Keywords: Genomics, biomarker, prognostic, predictive, risk model, classifier

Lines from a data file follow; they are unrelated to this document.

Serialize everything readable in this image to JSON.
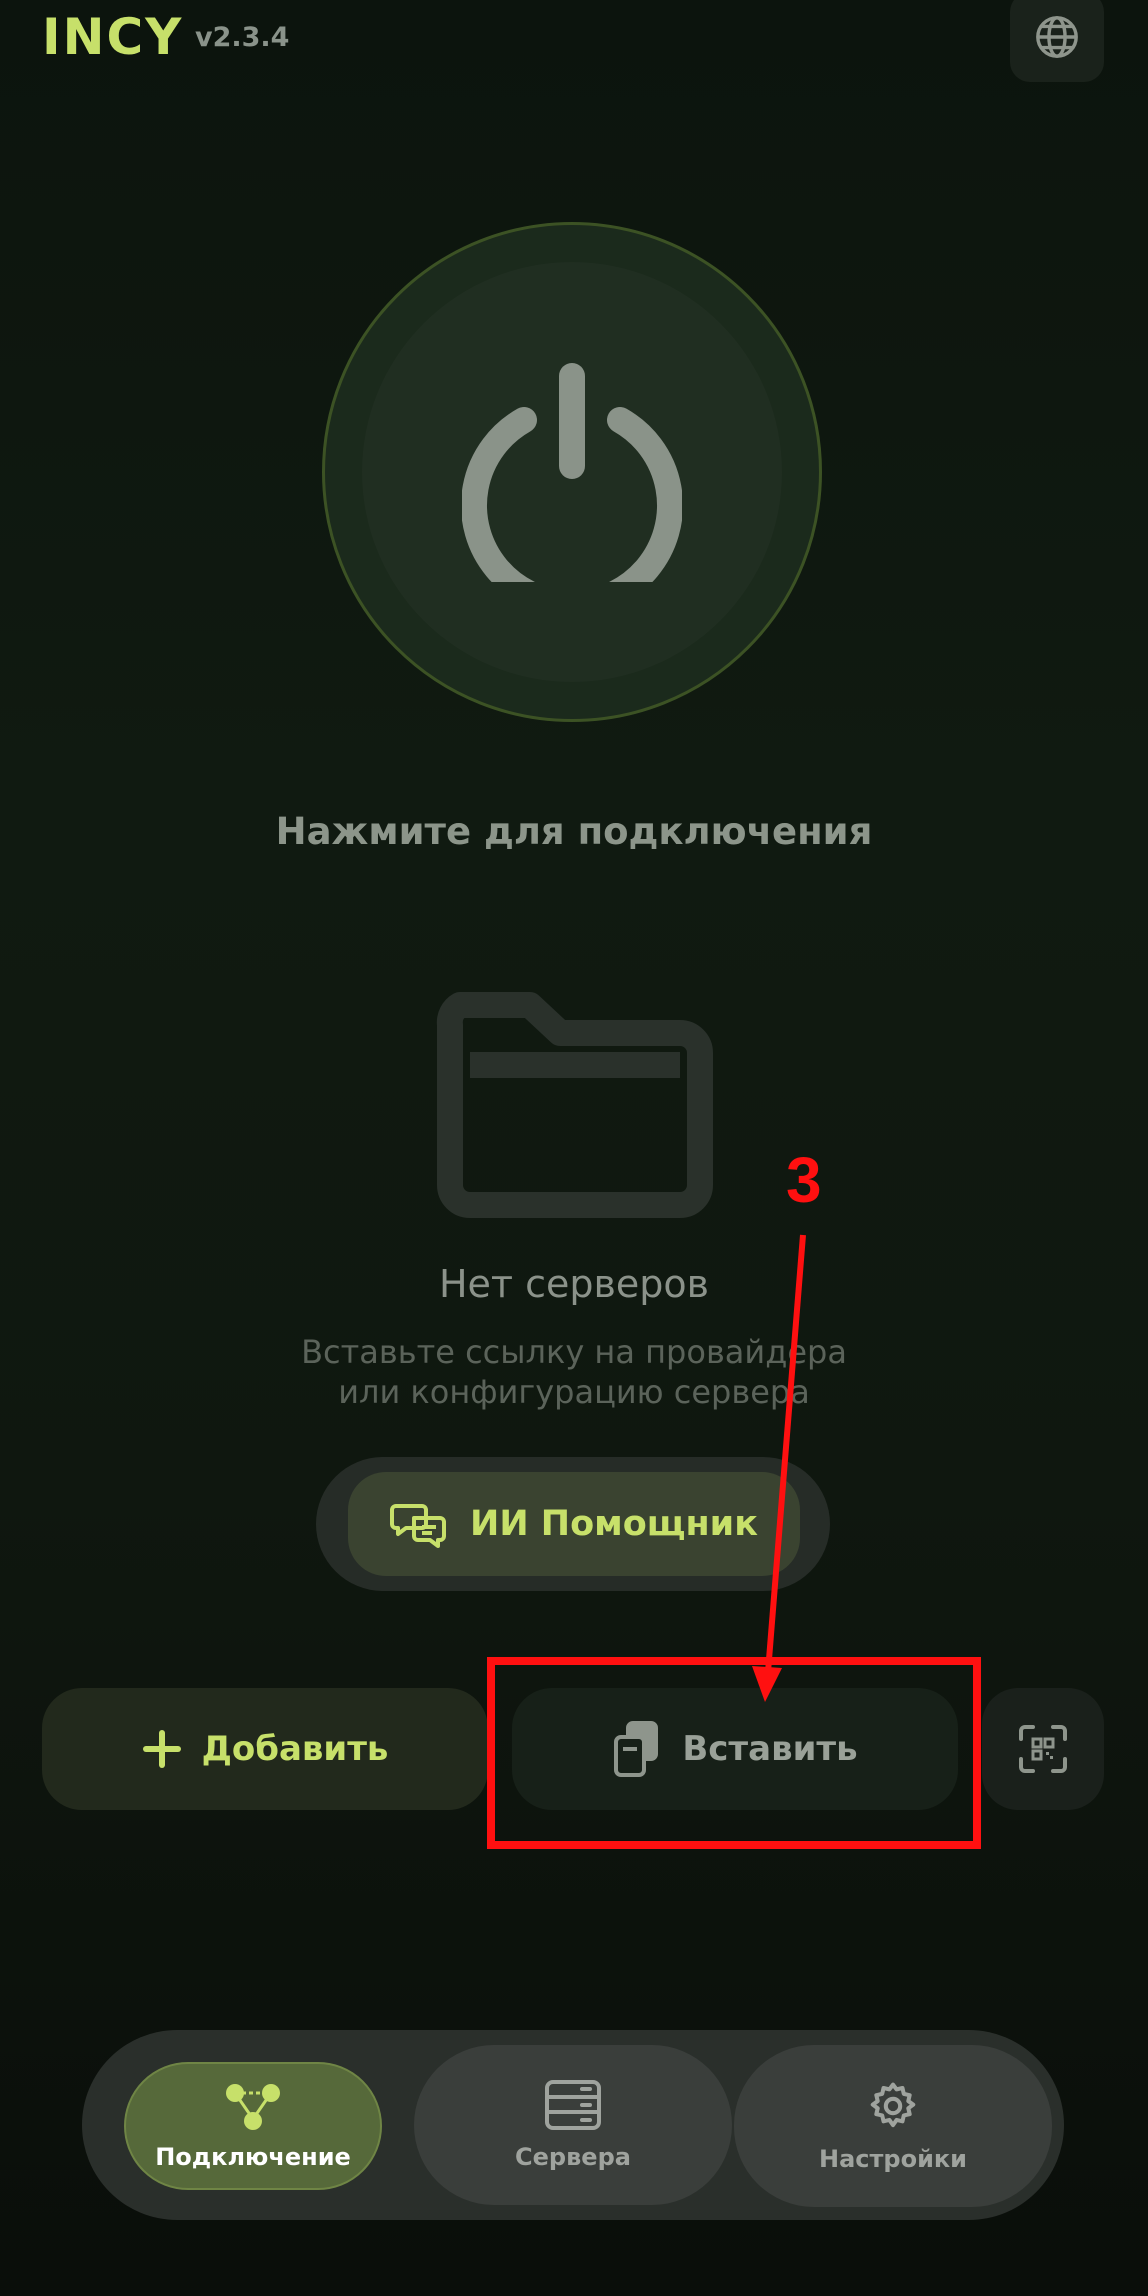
{
  "header": {
    "brand": "INCY",
    "version": "v2.3.4",
    "globe_icon": "globe-icon"
  },
  "power": {
    "icon": "power-icon",
    "hint": "Нажмите для подключения"
  },
  "empty_state": {
    "icon": "folder-icon",
    "title": "Нет серверов",
    "description_line1": "Вставьте ссылку на провайдера",
    "description_line2": "или конфигурацию сервера"
  },
  "ai_assistant": {
    "label": "ИИ Помощник",
    "icon": "chat-bubbles-icon"
  },
  "actions": {
    "add_label": "Добавить",
    "paste_label": "Вставить",
    "qr_icon": "qr-scan-icon"
  },
  "annotation": {
    "step": "3",
    "color": "#ff1010"
  },
  "nav": {
    "items": [
      {
        "label": "Подключение",
        "icon": "connection-icon",
        "active": true
      },
      {
        "label": "Сервера",
        "icon": "server-stack-icon",
        "active": false
      },
      {
        "label": "Настройки",
        "icon": "gear-icon",
        "active": false
      }
    ]
  },
  "colors": {
    "accent": "#c7e06a",
    "background": "#0f170f",
    "muted_text": "#8b928a"
  }
}
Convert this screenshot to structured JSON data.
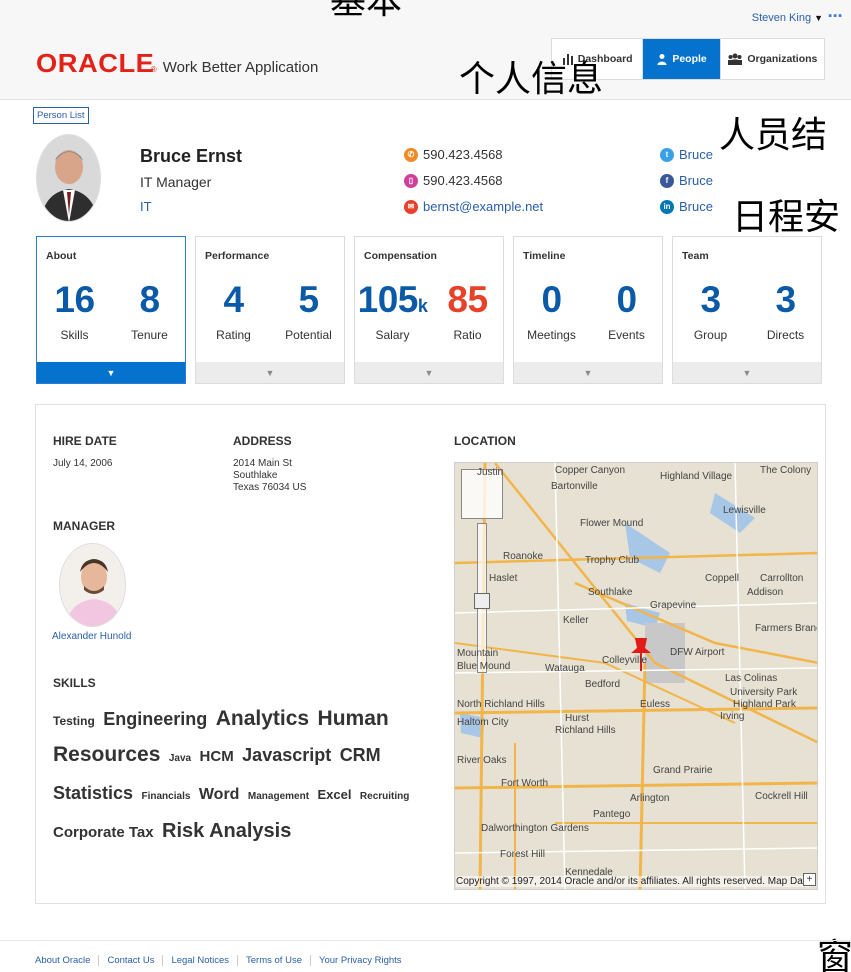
{
  "header": {
    "user_name": "Steven King",
    "app_title": "Work Better Application",
    "logo_text": "ORACLE",
    "tabs": [
      {
        "label": "Dashboard",
        "icon": "bar-chart-icon"
      },
      {
        "label": "People",
        "icon": "person-icon"
      },
      {
        "label": "Organizations",
        "icon": "group-icon"
      }
    ],
    "active_tab": "People"
  },
  "overlay_text": {
    "top_partial": "基本",
    "personal_info": "个人信息",
    "org_structure": "人员结",
    "schedule": "日程安",
    "bottom_partial": "窗"
  },
  "person_list_label": "Person List",
  "person": {
    "name": "Bruce Ernst",
    "title": "IT Manager",
    "department": "IT",
    "phone_work": "590.423.4568",
    "phone_mobile": "590.423.4568",
    "email": "bernst@example.net",
    "twitter": "Bruce",
    "facebook": "Bruce",
    "linkedin": "Bruce"
  },
  "cards": [
    {
      "title": "About",
      "metrics": [
        {
          "value": "16",
          "label": "Skills"
        },
        {
          "value": "8",
          "label": "Tenure"
        }
      ],
      "active": true
    },
    {
      "title": "Performance",
      "metrics": [
        {
          "value": "4",
          "label": "Rating"
        },
        {
          "value": "5",
          "label": "Potential"
        }
      ],
      "active": false
    },
    {
      "title": "Compensation",
      "metrics": [
        {
          "value": "105",
          "unit": "k",
          "label": "Salary"
        },
        {
          "value": "85",
          "label": "Ratio"
        }
      ],
      "active": false
    },
    {
      "title": "Timeline",
      "metrics": [
        {
          "value": "0",
          "label": "Meetings"
        },
        {
          "value": "0",
          "label": "Events"
        }
      ],
      "active": false
    },
    {
      "title": "Team",
      "metrics": [
        {
          "value": "3",
          "label": "Group"
        },
        {
          "value": "3",
          "label": "Directs"
        }
      ],
      "active": false
    }
  ],
  "details": {
    "hire_date_label": "HIRE DATE",
    "hire_date": "July 14, 2006",
    "address_label": "ADDRESS",
    "address_line1": "2014 Main St",
    "address_line2": "Southlake",
    "address_line3": "Texas 76034 US",
    "location_label": "LOCATION",
    "manager_label": "MANAGER",
    "manager_name": "Alexander Hunold",
    "skills_label": "SKILLS"
  },
  "skills": [
    {
      "text": "Testing",
      "size": 12
    },
    {
      "text": "Engineering",
      "size": 18
    },
    {
      "text": "Analytics",
      "size": 21
    },
    {
      "text": "Human Resources",
      "size": 21
    },
    {
      "text": "Java",
      "size": 10
    },
    {
      "text": "HCM",
      "size": 15
    },
    {
      "text": "Javascript",
      "size": 18
    },
    {
      "text": "CRM",
      "size": 18
    },
    {
      "text": "Statistics",
      "size": 18
    },
    {
      "text": "Financials",
      "size": 10
    },
    {
      "text": "Word",
      "size": 16
    },
    {
      "text": "Management",
      "size": 10
    },
    {
      "text": "Excel",
      "size": 13
    },
    {
      "text": "Recruiting",
      "size": 10
    },
    {
      "text": "Corporate Tax",
      "size": 15
    },
    {
      "text": "Risk Analysis",
      "size": 20
    }
  ],
  "map": {
    "places": [
      "Copper Canyon",
      "Highland Village",
      "The Colony",
      "Justin",
      "Bartonville",
      "Lewisville",
      "Flower Mound",
      "Roanoke",
      "Trophy Club",
      "Haslet",
      "Coppell",
      "Carrollton",
      "Southlake",
      "Addison",
      "Grapevine",
      "Farmers Branch",
      "Keller",
      "DFW Airport",
      "Mountain",
      "Colleyville",
      "Las Colinas",
      "Blue Mound",
      "Watauga",
      "Bedford",
      "University Park",
      "North Richland Hills",
      "Euless",
      "Highland Park",
      "Haltom City",
      "Hurst",
      "Irving",
      "Richland Hills",
      "River Oaks",
      "Grand Prairie",
      "Fort Worth",
      "Arlington",
      "Cockrell Hill",
      "Pantego",
      "Dalworthington Gardens",
      "Forest Hill",
      "Kennedale"
    ],
    "copyright": "Copyright © 1997, 2014 Oracle and/or its affiliates. All rights reserved. Map Data"
  },
  "footer": {
    "links": [
      "About Oracle",
      "Contact Us",
      "Legal Notices",
      "Terms of Use",
      "Your Privacy Rights"
    ]
  },
  "colors": {
    "oracle_red": "#e2231a",
    "accent_blue": "#0572ce",
    "metric_blue": "#0a5aa8",
    "ratio_red": "#e8412a"
  }
}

A better understanding of disease through identification of biological characteristics of the disease process and host that predict disease course and responsiveness to therapy will be essential for the discovery of new therapies and for optimization of clinical care for individual patients. Many attempts have been made to develop omics-based tests that could provide these clinically informative biological characterizations, but only a few omics-based tests have been moved successfully into clinical use. Several pitfalls in the development of such tests have been identified. Many studies aiming to develop omics-based tests are poorly designed because they fail to define an appropriate patient population, they do not include relevant control groups to enable distinction between prognostic and predictive tests, and they do not include a sufficient number of patients to draw reliable conclusions. Problems in model development and validation are also common. Models based on high-dimensional omics data are frequently overfit. Often the overfitting is not detected because researchers use resubstitution estimates to assess model performance, or they attempt internal validation methods such as cross-validation but do not perform these procedures correctly. Several published examples of omics-based tests will be discussed to illustrate the concepts and demonstrate the impact of poor design and analysis approaches.